The Income Tax Department had based its case on the ground that receipt of non-occupancy charges by the society from its members beyond 10% of service/maintenance charges permissible under the notification dated 09.08.2001 stands excluded from the principle of mutuality and was taxable. The order was upheld by the Commissioner of Income Tax (Appeals) but struck down by the Income Tax Appellate Tribunal holding that the said notification did not apply to premises society. The High Court even set aside the finding that payment by the transferee member was taxable.
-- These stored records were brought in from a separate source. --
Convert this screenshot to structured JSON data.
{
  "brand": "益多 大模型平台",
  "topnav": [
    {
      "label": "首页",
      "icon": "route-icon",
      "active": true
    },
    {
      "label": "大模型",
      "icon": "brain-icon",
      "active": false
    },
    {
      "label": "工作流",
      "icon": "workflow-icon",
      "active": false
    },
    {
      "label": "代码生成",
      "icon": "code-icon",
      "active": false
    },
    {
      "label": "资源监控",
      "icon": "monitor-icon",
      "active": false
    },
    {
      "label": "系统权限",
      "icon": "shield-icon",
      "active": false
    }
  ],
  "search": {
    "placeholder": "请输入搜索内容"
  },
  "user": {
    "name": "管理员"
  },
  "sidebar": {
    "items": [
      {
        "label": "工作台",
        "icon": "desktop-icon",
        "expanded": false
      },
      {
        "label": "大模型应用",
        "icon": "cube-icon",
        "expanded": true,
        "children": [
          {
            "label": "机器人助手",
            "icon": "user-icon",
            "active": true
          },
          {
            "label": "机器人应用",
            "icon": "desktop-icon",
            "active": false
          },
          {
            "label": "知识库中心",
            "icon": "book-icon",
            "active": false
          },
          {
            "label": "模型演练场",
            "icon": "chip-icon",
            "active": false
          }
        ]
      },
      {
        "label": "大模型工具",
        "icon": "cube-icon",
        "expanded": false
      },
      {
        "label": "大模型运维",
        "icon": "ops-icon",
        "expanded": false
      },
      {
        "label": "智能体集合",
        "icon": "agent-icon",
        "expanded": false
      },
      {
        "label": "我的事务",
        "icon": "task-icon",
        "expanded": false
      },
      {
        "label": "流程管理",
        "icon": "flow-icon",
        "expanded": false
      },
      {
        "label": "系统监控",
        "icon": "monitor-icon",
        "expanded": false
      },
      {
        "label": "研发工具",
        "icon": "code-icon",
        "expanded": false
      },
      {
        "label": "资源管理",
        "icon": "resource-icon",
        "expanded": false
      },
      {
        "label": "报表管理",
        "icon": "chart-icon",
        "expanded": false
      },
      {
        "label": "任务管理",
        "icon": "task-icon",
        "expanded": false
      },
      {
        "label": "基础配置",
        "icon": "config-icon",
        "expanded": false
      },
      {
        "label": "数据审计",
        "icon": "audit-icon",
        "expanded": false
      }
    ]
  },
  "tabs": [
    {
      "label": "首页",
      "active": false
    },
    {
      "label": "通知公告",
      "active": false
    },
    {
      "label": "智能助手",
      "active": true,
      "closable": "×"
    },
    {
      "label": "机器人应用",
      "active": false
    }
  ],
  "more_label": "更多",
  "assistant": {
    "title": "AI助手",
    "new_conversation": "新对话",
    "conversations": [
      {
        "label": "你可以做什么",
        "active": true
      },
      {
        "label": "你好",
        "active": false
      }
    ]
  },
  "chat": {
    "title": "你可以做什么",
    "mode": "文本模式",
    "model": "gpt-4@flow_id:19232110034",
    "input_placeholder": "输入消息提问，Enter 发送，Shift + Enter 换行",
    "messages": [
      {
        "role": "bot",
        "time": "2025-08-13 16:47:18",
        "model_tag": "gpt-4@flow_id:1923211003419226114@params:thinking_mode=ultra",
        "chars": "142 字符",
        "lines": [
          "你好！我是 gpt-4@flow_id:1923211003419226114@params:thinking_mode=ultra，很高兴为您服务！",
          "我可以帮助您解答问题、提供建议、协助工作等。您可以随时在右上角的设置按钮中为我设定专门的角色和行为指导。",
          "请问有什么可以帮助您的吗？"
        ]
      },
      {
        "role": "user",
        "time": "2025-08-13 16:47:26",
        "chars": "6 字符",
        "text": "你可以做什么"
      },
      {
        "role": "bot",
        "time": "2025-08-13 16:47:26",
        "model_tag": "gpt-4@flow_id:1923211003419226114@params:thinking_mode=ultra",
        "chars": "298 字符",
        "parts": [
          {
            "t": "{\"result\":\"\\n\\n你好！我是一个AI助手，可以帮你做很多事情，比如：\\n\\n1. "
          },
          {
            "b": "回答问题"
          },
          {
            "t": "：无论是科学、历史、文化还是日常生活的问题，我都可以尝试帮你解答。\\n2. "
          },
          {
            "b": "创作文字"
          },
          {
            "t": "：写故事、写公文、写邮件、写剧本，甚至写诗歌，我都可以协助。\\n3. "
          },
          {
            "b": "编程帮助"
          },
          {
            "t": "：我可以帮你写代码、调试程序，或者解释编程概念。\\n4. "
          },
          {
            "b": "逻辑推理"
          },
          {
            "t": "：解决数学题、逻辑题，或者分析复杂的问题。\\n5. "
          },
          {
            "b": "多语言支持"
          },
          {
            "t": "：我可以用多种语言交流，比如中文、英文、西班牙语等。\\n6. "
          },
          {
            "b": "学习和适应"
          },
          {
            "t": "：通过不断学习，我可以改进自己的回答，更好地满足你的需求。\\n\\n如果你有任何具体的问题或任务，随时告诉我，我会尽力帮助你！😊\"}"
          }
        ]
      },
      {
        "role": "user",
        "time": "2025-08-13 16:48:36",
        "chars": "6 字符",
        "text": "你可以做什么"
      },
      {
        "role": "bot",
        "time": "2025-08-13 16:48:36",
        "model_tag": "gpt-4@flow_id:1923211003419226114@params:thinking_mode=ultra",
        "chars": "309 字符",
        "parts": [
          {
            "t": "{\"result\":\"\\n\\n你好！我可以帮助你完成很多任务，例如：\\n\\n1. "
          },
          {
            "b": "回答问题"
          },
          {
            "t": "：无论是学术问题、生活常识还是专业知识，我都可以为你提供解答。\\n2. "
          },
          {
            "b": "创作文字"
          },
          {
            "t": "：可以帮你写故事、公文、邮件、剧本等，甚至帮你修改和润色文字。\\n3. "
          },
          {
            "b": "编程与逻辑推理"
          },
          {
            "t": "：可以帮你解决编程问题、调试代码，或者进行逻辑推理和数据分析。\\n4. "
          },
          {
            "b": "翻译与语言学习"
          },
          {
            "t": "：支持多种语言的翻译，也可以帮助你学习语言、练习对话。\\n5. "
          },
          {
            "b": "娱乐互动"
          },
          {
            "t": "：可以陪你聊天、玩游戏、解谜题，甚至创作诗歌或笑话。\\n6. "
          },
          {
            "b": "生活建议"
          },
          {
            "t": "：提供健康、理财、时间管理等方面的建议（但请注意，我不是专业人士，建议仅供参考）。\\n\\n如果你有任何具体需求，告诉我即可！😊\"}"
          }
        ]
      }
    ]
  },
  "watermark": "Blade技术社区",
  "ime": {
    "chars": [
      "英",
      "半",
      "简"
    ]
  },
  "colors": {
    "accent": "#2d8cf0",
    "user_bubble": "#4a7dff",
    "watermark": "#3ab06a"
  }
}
The respondent societies’ case was that the charges collected by them were for general maintenance a the premises and other facilities and general amenities to the members and the fact that the members who were not self-occupying may have to pay at a higher rate was irrelevant so long as the receipts were utilised for the benefit of the members as a class.

http://www.freepressjournal.in/mumbai/supreme-court-rejects-i-t-departments-claim-gives-relief-to-50-non-residential-societies-in-mumbai/1237135

Click Here for the full judgement

Insurer must alert client in case of premium default

Case Study: Nagu Gouda worked as assistant teacher at a school under the Karnantaka government’s block education officer (BEO). He took a policy of Rs 1.25 lakh under LIC’s Salary Saving Scheme, which provided that the employer would deduct and remit monthly premium to LIC.

The last premium was remitted in August 2009. Later, Gouda took ill and was on leave without pay. So premium could not be deducted. Gouda died on July 20, 2010. His widow, Seeta, made a claim under the policy, but LIC refused, saying the policy had lapsed due to unpaid premium.

Seeta filed a complaint in the district forum against LIC and the BEO that the employer couldn’t remit premium as Gouda was on leave without pay and Gouda should’ve been told to pay instead of letting the policy lapse. She alleged that failure to intimate Gouda to pay was ‘deficiency in service’.

LIC said Gouda’s premium for last 10 months was not remitted by the BEO or by Gouda. It said the policy had lapsed and the claim was rightly repudiated. LIC sought dismissal of the complaint.

The district forum held LIC and the BEO jointly and severally liable to settle the claim. It ordered payment of the sum assured with accrued bonus and 9% interest.

LIC challenged this order, but its appeal was dismissed by Karnataka State Commission. LIC approached the National Commission and contended that Gouda alone was responsible for failure to remit premium, and that the BEO as employer could not be held liable as Gouda had opted for premature retirement on June 30, 2010. LIC also said that Gouda had given that he would be responsible for consequences of non-payment of premium.

The National Commission observed that LIC and the employer have a duty to inform the employee.

By its order, the National Commission said there was deficiency in service Thus, he ordered holding the employer and LIC jointly liable to settle the claim was upheld.

Conclusion: The employer and LIC have to inform the insured about default in payment of premium under Salary Savings Scheme.

(The author’s e-mail is jehangir.gai.columnist@ outlook.in)

Jehangir B Gai

https://timesofindia.indiatimes.com/mumbai/insurer-must-alert-client-in-case-of-premium-default/articleshow/63163131.cms